Gorizont’s article, entitled “Hunters of human souls”, claims that Artygaliyev and his wife distributed religious literature and “conducted illegal religious meetings of Jehovists”. [This is a derogatory name in Russian for Jehovah’s Witnesses, which was used in the Soviet Union’s state-controlled mass media.]
After attacking Jehovah’s Witnesses refusal to do compulsory military service as “the most frightful thing”, the article states that “Jehovah’s Witnesses do not recognize any authority except the divine one, by which they mean the authority of the sect.”
Jehovah’s Witnesses, the article claims, “try to achieve rule of over people and make them their obedient puppets. Jehovah’s Witnesses, active members of which have expanded their tentacles all over the world in Russia, USA, and Europe, in Middle East and Central Asia can be called hunters of human souls.”
In strident tones the article claims that Jehovah’s Witnesses “violate the right to the freedom and independence of human personality, it destroys the foundation of the constitutional order, statehood, culture, public morale and national mentality.”
The state-controlled mass media has often been used to attack people exercising freedom of religion or belief. Baptists have been accused of turning people into zombies, and attacks have also been made against state-disfavoured groups such as Muslims practising their faith outside state control, Protestants, Jehovah’s Witnesses, and Baha’is (see eg. F18News 22 February 2010 http://www.forum18.org/Archive.php?article_id=1411).
Administrative Code articles
– Article 184-2 bans: “Illegal production, storage, or import into Uzbekistan with a purpose to distribute or distribution of religious materials by physical persons”. Punishments are a fine of between 50 and 150 times the minimum monthly wage, “with confiscation of the religious materials and the relevant means of their production and distribution”;

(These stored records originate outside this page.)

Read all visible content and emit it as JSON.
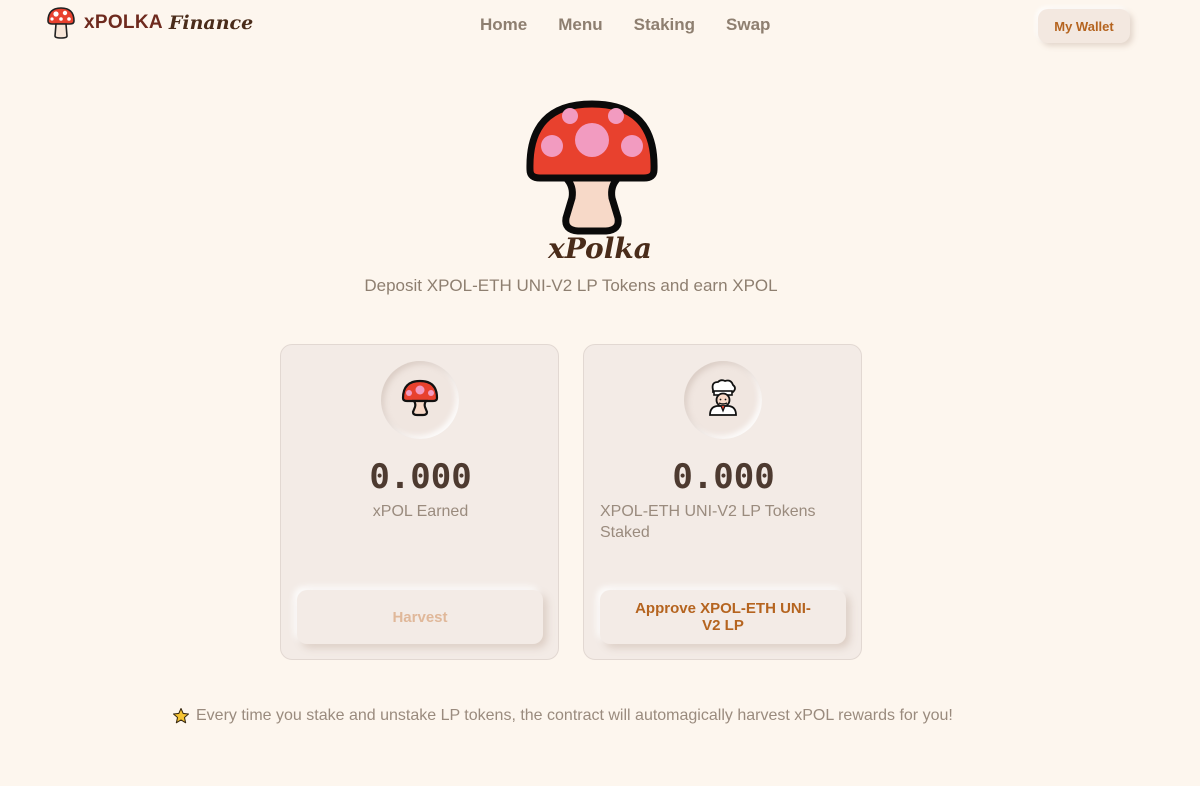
{
  "header": {
    "brand_name": "xPOLKA",
    "brand_sub": "Finance",
    "nav": [
      "Home",
      "Menu",
      "Staking",
      "Swap"
    ],
    "wallet_button": "My Wallet"
  },
  "hero": {
    "logo_word": "xPolka",
    "subtitle": "Deposit XPOL-ETH UNI-V2 LP Tokens and earn XPOL"
  },
  "cards": [
    {
      "icon": "mushroom-icon",
      "value": "0.000",
      "label": "xPOL Earned",
      "button": "Harvest"
    },
    {
      "icon": "chef-icon",
      "value": "0.000",
      "label": "XPOL-ETH UNI-V2 LP Tokens Staked",
      "button": "Approve XPOL-ETH UNI-V2 LP"
    }
  ],
  "tip": {
    "icon": "star-icon",
    "text": "Every time you stake and unstake LP tokens, the contract will automagically harvest xPOL rewards for you!"
  },
  "colors": {
    "background": "#fdf6ee",
    "accent": "#b5641f",
    "mushroom_cap": "#e8412e",
    "mushroom_spots": "#f29bc0"
  }
}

– Article 194, Part 1 bans: “Failure to carry out the lawful demands of a police officer or other persons carrying out duties to guard public order”. Punishments are a fine of up to twice the minimum monthly salary;

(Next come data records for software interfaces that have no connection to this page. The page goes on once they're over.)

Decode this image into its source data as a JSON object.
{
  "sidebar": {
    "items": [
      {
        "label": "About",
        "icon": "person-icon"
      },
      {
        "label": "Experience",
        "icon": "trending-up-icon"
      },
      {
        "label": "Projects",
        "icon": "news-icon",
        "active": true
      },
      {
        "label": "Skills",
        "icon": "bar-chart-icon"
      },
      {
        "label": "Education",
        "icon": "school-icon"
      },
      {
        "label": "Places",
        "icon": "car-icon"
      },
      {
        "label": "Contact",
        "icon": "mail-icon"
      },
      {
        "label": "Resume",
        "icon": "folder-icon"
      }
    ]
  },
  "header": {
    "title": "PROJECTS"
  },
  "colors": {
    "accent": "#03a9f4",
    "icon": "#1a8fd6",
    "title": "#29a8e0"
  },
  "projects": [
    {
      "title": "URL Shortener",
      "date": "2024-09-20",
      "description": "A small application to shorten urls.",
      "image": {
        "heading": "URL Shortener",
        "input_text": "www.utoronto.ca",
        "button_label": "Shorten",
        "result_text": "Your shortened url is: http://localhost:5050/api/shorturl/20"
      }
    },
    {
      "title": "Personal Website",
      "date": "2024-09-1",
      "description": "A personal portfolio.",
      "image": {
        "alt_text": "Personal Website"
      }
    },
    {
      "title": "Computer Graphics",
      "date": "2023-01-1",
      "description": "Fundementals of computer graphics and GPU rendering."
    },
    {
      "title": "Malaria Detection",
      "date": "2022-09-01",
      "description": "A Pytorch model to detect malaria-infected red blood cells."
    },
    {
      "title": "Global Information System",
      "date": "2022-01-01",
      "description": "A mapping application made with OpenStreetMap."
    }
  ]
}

– Article 201, Part 2 bans: “Violation of the procedure for holding religious meetings, street processions or other religious ceremonies”. This is punishable with a fine of between 60 and 80 times the minimum monthly wage, or administrative arrest of up to 15 days;
– Article 202 bans: “Granting to the participants of unsanctioned gatherings, meetings, and street demonstrations premises or other property (means of communication, copying and other machines, equipment, transportation), or the creation of other conditions for conducting such activity” is punished with a fine of between 50 and 100 times the minimum monthly salary for ordinary citizens, and between 70 and 150 times the minimum monthly salary for officials.

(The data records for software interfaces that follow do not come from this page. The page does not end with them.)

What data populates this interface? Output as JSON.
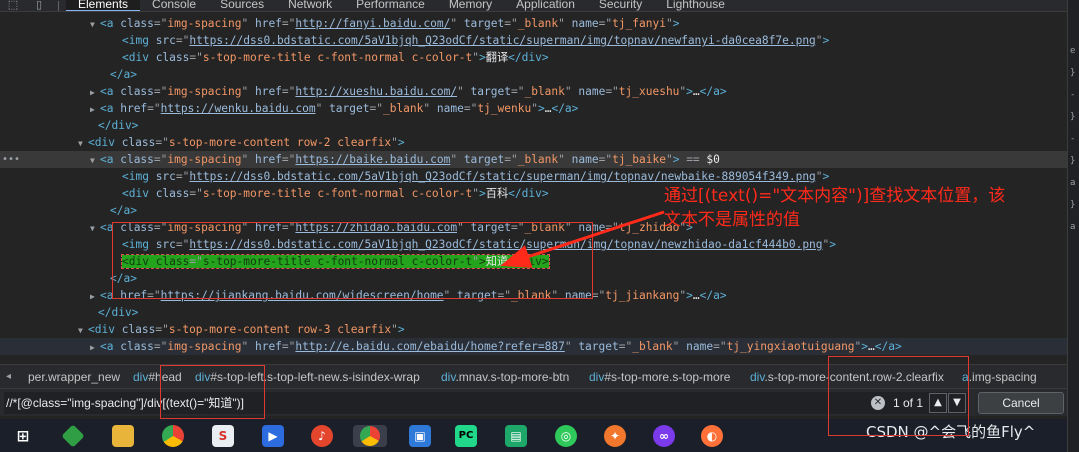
{
  "devtools": {
    "tabs": [
      "Elements",
      "Console",
      "Sources",
      "Network",
      "Performance",
      "Memory",
      "Application",
      "Security",
      "Lighthouse"
    ],
    "active_tab": "Elements",
    "toolbar_icons": [
      "inspect-icon",
      "device-toolbar-icon"
    ]
  },
  "dom_rows": [
    {
      "indent": 100,
      "tri": "open",
      "text": [
        [
          "t",
          "<a "
        ],
        [
          "a",
          "class"
        ],
        [
          "eq",
          "=\""
        ],
        [
          "v",
          "img-spacing"
        ],
        [
          "eq",
          "\" "
        ],
        [
          "a",
          "href"
        ],
        [
          "eq",
          "=\""
        ],
        [
          "l",
          "http://fanyi.baidu.com/"
        ],
        [
          "eq",
          "\" "
        ],
        [
          "a",
          "target"
        ],
        [
          "eq",
          "=\""
        ],
        [
          "v",
          "_blank"
        ],
        [
          "eq",
          "\" "
        ],
        [
          "a",
          "name"
        ],
        [
          "eq",
          "=\""
        ],
        [
          "v",
          "tj_fanyi"
        ],
        [
          "eq",
          "\""
        ],
        [
          "t",
          ">"
        ]
      ]
    },
    {
      "indent": 122,
      "tri": "",
      "text": [
        [
          "t",
          "<img "
        ],
        [
          "a",
          "src"
        ],
        [
          "eq",
          "=\""
        ],
        [
          "l",
          "https://dss0.bdstatic.com/5aV1bjqh_Q23odCf/static/superman/img/topnav/newfanyi-da0cea8f7e.png"
        ],
        [
          "eq",
          "\""
        ],
        [
          "t",
          ">"
        ]
      ]
    },
    {
      "indent": 122,
      "tri": "",
      "text": [
        [
          "t",
          "<div "
        ],
        [
          "a",
          "class"
        ],
        [
          "eq",
          "=\""
        ],
        [
          "v",
          "s-top-more-title c-font-normal c-color-t"
        ],
        [
          "eq",
          "\""
        ],
        [
          "t",
          ">"
        ],
        [
          "tx",
          "翻译"
        ],
        [
          "t",
          "</div>"
        ]
      ]
    },
    {
      "indent": 110,
      "tri": "",
      "text": [
        [
          "t",
          "</a>"
        ]
      ]
    },
    {
      "indent": 100,
      "tri": "closed",
      "text": [
        [
          "t",
          "<a "
        ],
        [
          "a",
          "class"
        ],
        [
          "eq",
          "=\""
        ],
        [
          "v",
          "img-spacing"
        ],
        [
          "eq",
          "\" "
        ],
        [
          "a",
          "href"
        ],
        [
          "eq",
          "=\""
        ],
        [
          "l",
          "http://xueshu.baidu.com/"
        ],
        [
          "eq",
          "\" "
        ],
        [
          "a",
          "target"
        ],
        [
          "eq",
          "=\""
        ],
        [
          "v",
          "_blank"
        ],
        [
          "eq",
          "\" "
        ],
        [
          "a",
          "name"
        ],
        [
          "eq",
          "=\""
        ],
        [
          "v",
          "tj_xueshu"
        ],
        [
          "eq",
          "\""
        ],
        [
          "t",
          ">"
        ],
        [
          "tx",
          "…"
        ],
        [
          "t",
          "</a>"
        ]
      ]
    },
    {
      "indent": 100,
      "tri": "closed",
      "text": [
        [
          "t",
          "<a "
        ],
        [
          "a",
          "href"
        ],
        [
          "eq",
          "=\""
        ],
        [
          "l",
          "https://wenku.baidu.com"
        ],
        [
          "eq",
          "\" "
        ],
        [
          "a",
          "target"
        ],
        [
          "eq",
          "=\""
        ],
        [
          "v",
          "_blank"
        ],
        [
          "eq",
          "\" "
        ],
        [
          "a",
          "name"
        ],
        [
          "eq",
          "=\""
        ],
        [
          "v",
          "tj_wenku"
        ],
        [
          "eq",
          "\""
        ],
        [
          "t",
          ">"
        ],
        [
          "tx",
          "…"
        ],
        [
          "t",
          "</a>"
        ]
      ]
    },
    {
      "indent": 98,
      "tri": "",
      "text": [
        [
          "t",
          "</div>"
        ]
      ]
    },
    {
      "indent": 88,
      "tri": "open",
      "text": [
        [
          "t",
          "<div "
        ],
        [
          "a",
          "class"
        ],
        [
          "eq",
          "=\""
        ],
        [
          "v",
          "s-top-more-content row-2 clearfix"
        ],
        [
          "eq",
          "\""
        ],
        [
          "t",
          ">"
        ]
      ]
    },
    {
      "indent": 100,
      "tri": "open",
      "sel": true,
      "dots": true,
      "text": [
        [
          "t",
          "<a "
        ],
        [
          "a",
          "class"
        ],
        [
          "eq",
          "=\""
        ],
        [
          "v",
          "img-spacing"
        ],
        [
          "eq",
          "\" "
        ],
        [
          "a",
          "href"
        ],
        [
          "eq",
          "=\""
        ],
        [
          "l",
          "https://baike.baidu.com"
        ],
        [
          "eq",
          "\" "
        ],
        [
          "a",
          "target"
        ],
        [
          "eq",
          "=\""
        ],
        [
          "v",
          "_blank"
        ],
        [
          "eq",
          "\" "
        ],
        [
          "a",
          "name"
        ],
        [
          "eq",
          "=\""
        ],
        [
          "v",
          "tj_baike"
        ],
        [
          "eq",
          "\""
        ],
        [
          "t",
          ">"
        ],
        [
          "eq",
          " == "
        ],
        [
          "tx",
          "$0"
        ]
      ]
    },
    {
      "indent": 122,
      "tri": "",
      "text": [
        [
          "t",
          "<img "
        ],
        [
          "a",
          "src"
        ],
        [
          "eq",
          "=\""
        ],
        [
          "l",
          "https://dss0.bdstatic.com/5aV1bjqh_Q23odCf/static/superman/img/topnav/newbaike-889054f349.png"
        ],
        [
          "eq",
          "\""
        ],
        [
          "t",
          ">"
        ]
      ]
    },
    {
      "indent": 122,
      "tri": "",
      "text": [
        [
          "t",
          "<div "
        ],
        [
          "a",
          "class"
        ],
        [
          "eq",
          "=\""
        ],
        [
          "v",
          "s-top-more-title c-font-normal c-color-t"
        ],
        [
          "eq",
          "\""
        ],
        [
          "t",
          ">"
        ],
        [
          "tx",
          "百科"
        ],
        [
          "t",
          "</div>"
        ]
      ]
    },
    {
      "indent": 110,
      "tri": "",
      "text": [
        [
          "t",
          "</a>"
        ]
      ]
    },
    {
      "indent": 100,
      "tri": "open",
      "text": [
        [
          "t",
          "<a "
        ],
        [
          "a",
          "class"
        ],
        [
          "eq",
          "=\""
        ],
        [
          "v",
          "img-spacing"
        ],
        [
          "eq",
          "\" "
        ],
        [
          "a",
          "href"
        ],
        [
          "eq",
          "=\""
        ],
        [
          "l",
          "https://zhidao.baidu.com"
        ],
        [
          "eq",
          "\" "
        ],
        [
          "a",
          "target"
        ],
        [
          "eq",
          "=\""
        ],
        [
          "v",
          "_blank"
        ],
        [
          "eq",
          "\" "
        ],
        [
          "a",
          "name"
        ],
        [
          "eq",
          "=\""
        ],
        [
          "v",
          "tj_zhidao"
        ],
        [
          "eq",
          "\""
        ],
        [
          "t",
          ">"
        ]
      ]
    },
    {
      "indent": 122,
      "tri": "",
      "text": [
        [
          "t",
          "<img "
        ],
        [
          "a",
          "src"
        ],
        [
          "eq",
          "=\""
        ],
        [
          "l",
          "https://dss0.bdstatic.com/5aV1bjqh_Q23odCf/static/superman/img/topnav/newzhidao-da1cf444b0.png"
        ],
        [
          "eq",
          "\""
        ],
        [
          "t",
          ">"
        ]
      ]
    },
    {
      "indent": 122,
      "tri": "",
      "hl": true,
      "text": [
        [
          "t",
          "<div "
        ],
        [
          "a",
          "class"
        ],
        [
          "eq",
          "=\""
        ],
        [
          "v",
          "s-top-more-title c-font-normal c-color-t"
        ],
        [
          "eq",
          "\""
        ],
        [
          "t",
          ">"
        ],
        [
          "tx",
          "知道"
        ],
        [
          "t",
          "</div>"
        ]
      ]
    },
    {
      "indent": 110,
      "tri": "",
      "text": [
        [
          "t",
          "</a>"
        ]
      ]
    },
    {
      "indent": 100,
      "tri": "closed",
      "text": [
        [
          "t",
          "<a "
        ],
        [
          "a",
          "href"
        ],
        [
          "eq",
          "=\""
        ],
        [
          "l",
          "https://jiankang.baidu.com/widescreen/home"
        ],
        [
          "eq",
          "\" "
        ],
        [
          "a",
          "target"
        ],
        [
          "eq",
          "=\""
        ],
        [
          "v",
          "_blank"
        ],
        [
          "eq",
          "\" "
        ],
        [
          "a",
          "name"
        ],
        [
          "eq",
          "=\""
        ],
        [
          "v",
          "tj_jiankang"
        ],
        [
          "eq",
          "\""
        ],
        [
          "t",
          ">"
        ],
        [
          "tx",
          "…"
        ],
        [
          "t",
          "</a>"
        ]
      ]
    },
    {
      "indent": 98,
      "tri": "",
      "text": [
        [
          "t",
          "</div>"
        ]
      ]
    },
    {
      "indent": 88,
      "tri": "open",
      "text": [
        [
          "t",
          "<div "
        ],
        [
          "a",
          "class"
        ],
        [
          "eq",
          "=\""
        ],
        [
          "v",
          "s-top-more-content row-3 clearfix"
        ],
        [
          "eq",
          "\""
        ],
        [
          "t",
          ">"
        ]
      ]
    },
    {
      "indent": 100,
      "tri": "closed",
      "hov": true,
      "text": [
        [
          "t",
          "<a "
        ],
        [
          "a",
          "class"
        ],
        [
          "eq",
          "=\""
        ],
        [
          "v",
          "img-spacing"
        ],
        [
          "eq",
          "\" "
        ],
        [
          "a",
          "href"
        ],
        [
          "eq",
          "=\""
        ],
        [
          "l",
          "http://e.baidu.com/ebaidu/home?refer=887"
        ],
        [
          "eq",
          "\" "
        ],
        [
          "a",
          "target"
        ],
        [
          "eq",
          "=\""
        ],
        [
          "v",
          "_blank"
        ],
        [
          "eq",
          "\" "
        ],
        [
          "a",
          "name"
        ],
        [
          "eq",
          "=\""
        ],
        [
          "v",
          "tj_yingxiaotuiguang"
        ],
        [
          "eq",
          "\""
        ],
        [
          "t",
          ">"
        ],
        [
          "tx",
          "…"
        ],
        [
          "t",
          "</a>"
        ]
      ]
    }
  ],
  "breadcrumb": [
    {
      "tag": "",
      "rest": "per.wrapper_new"
    },
    {
      "tag": "div",
      "rest": "#head"
    },
    {
      "tag": "div",
      "rest": "#s-top-left.s-top-left-new.s-isindex-wrap"
    },
    {
      "tag": "div",
      "rest": ".mnav.s-top-more-btn"
    },
    {
      "tag": "div",
      "rest": "#s-top-more.s-top-more"
    },
    {
      "tag": "div",
      "rest": ".s-top-more-content.row-2.clearfix"
    },
    {
      "tag": "a",
      "rest": ".img-spacing"
    }
  ],
  "search": {
    "query": "//*[@class=\"img-spacing\"]/div[(text()=\"知道\")]",
    "count": "1 of 1",
    "cancel_label": "Cancel"
  },
  "annotation": {
    "text": "通过[(text()=\"文本内容\")]查找文本位置，该\n文本不是属性的值",
    "color": "#ff2a1a"
  },
  "side_panel_glyphs": [
    "e",
    "}",
    "-",
    "}",
    "-",
    "}",
    "a",
    "}",
    "a"
  ],
  "taskbar": {
    "apps": [
      "windows-start-icon",
      "taskbar-app-green-diamond-icon",
      "file-explorer-icon",
      "chrome-icon",
      "sogou-app-icon",
      "video-player-icon",
      "cloud-music-icon",
      "chrome-active-icon",
      "window-app-icon",
      "pycharm-icon",
      "green-app-icon",
      "wechat-icon",
      "browser-icon",
      "mask-app-icon",
      "firefox-icon"
    ],
    "watermark": "CSDN @^会飞的鱼Fly^"
  },
  "colors": {
    "tag": "#5db0d7",
    "attr_name": "#9bbbdc",
    "attr_value": "#f29766",
    "highlight": "#24a31c",
    "annotation": "#ff2a1a"
  }
}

– Article 240 (“Violation of the Religion Law”) Part 1 bans: “Carrying out of unauthorised religious activity, evasion by leaders of religious organisations of registration of the charter of the organisation, the organisation and conduct of worship by religious ministers and of special children’s and youth meetings, as well as vocational, literature and other study groups not relating to worship”. Punishments range from fines of 50 to 100 times the minimum monthly salary to administrative arrest for up to 15 days.
– and Article 241 bans: “Teaching religious beliefs without specialised religious education and without permission from the central organ of a [registered] religious organisation, as well as teaching religious beliefs privately”. Punishments range from fines of 5 to 10 times the minimum monthly salary, or administrative arrest for up to 15 days. (END)